→ **Input records**
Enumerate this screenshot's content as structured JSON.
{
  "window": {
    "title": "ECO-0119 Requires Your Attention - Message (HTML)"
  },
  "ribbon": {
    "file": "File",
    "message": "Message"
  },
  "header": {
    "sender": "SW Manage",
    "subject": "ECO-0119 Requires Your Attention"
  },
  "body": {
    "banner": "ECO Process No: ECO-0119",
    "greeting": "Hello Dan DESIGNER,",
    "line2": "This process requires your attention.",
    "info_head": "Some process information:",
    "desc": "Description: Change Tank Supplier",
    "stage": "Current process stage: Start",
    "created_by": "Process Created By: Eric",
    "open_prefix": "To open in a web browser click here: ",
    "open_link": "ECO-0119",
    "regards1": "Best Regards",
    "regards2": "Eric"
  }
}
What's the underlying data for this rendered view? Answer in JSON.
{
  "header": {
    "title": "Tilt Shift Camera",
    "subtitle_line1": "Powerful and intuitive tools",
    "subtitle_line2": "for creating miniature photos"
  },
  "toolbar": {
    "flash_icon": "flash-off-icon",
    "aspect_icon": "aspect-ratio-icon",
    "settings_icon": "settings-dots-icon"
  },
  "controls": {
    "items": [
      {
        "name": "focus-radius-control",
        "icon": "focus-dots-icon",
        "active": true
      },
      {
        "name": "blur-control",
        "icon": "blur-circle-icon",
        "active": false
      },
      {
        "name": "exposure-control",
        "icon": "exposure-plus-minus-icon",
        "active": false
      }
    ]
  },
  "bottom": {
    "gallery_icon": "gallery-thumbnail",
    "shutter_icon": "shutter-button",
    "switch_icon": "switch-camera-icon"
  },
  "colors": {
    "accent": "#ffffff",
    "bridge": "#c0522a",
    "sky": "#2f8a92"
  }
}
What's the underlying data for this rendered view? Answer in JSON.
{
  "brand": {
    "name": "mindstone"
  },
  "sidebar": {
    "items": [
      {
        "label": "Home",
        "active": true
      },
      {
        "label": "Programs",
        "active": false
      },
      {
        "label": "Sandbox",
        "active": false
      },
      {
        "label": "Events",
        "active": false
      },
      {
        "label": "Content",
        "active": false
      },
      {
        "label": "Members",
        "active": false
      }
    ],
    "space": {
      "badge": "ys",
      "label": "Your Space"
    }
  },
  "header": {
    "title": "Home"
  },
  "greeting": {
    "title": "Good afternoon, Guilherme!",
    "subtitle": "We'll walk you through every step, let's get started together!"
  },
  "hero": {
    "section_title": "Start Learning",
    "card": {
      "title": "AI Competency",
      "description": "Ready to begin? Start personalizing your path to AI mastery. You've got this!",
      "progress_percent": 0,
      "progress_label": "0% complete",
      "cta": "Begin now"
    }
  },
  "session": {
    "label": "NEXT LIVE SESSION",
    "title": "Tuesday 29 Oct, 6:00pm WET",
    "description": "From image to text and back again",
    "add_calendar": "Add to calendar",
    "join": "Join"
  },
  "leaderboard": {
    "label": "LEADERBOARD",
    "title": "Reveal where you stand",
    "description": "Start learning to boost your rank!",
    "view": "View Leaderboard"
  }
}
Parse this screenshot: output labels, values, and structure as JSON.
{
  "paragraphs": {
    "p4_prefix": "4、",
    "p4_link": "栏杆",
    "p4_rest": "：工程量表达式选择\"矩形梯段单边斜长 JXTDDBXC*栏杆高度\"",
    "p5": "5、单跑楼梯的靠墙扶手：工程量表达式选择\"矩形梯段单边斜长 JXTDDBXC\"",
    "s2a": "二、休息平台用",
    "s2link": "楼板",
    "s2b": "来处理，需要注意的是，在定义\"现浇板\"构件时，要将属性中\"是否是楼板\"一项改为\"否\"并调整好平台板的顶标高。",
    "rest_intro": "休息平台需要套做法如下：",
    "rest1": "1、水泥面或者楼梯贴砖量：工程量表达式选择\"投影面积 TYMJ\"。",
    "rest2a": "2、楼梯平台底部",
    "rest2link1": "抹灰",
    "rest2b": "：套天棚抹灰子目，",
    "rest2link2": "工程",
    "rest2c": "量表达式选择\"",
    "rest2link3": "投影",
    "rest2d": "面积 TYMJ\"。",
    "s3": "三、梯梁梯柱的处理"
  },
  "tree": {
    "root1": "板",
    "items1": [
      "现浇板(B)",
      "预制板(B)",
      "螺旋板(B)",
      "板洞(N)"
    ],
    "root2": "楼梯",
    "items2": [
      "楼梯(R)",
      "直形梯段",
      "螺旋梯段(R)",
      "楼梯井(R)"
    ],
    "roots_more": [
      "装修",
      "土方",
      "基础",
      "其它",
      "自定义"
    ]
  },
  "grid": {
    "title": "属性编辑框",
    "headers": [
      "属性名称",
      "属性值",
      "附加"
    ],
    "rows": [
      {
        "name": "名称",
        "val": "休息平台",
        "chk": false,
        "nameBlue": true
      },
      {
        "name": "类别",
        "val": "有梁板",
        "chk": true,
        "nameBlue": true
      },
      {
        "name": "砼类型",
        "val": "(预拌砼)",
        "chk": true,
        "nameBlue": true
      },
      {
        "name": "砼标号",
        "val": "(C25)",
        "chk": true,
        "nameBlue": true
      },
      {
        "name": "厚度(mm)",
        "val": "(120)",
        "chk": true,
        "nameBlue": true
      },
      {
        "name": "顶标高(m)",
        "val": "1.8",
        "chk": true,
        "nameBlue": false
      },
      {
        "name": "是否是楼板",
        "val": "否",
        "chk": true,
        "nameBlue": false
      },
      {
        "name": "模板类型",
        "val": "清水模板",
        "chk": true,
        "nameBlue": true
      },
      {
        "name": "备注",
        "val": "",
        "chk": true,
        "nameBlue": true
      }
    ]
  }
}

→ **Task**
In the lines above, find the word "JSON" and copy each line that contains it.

→ **Your solution**
Enumerate this screenshot's content as structured JSON.
What's the underlying data for this rendered view? Answer in JSON.
What's the underlying data for this rendered view? Answer in JSON.
Parse this screenshot: output labels, values, and structure as JSON.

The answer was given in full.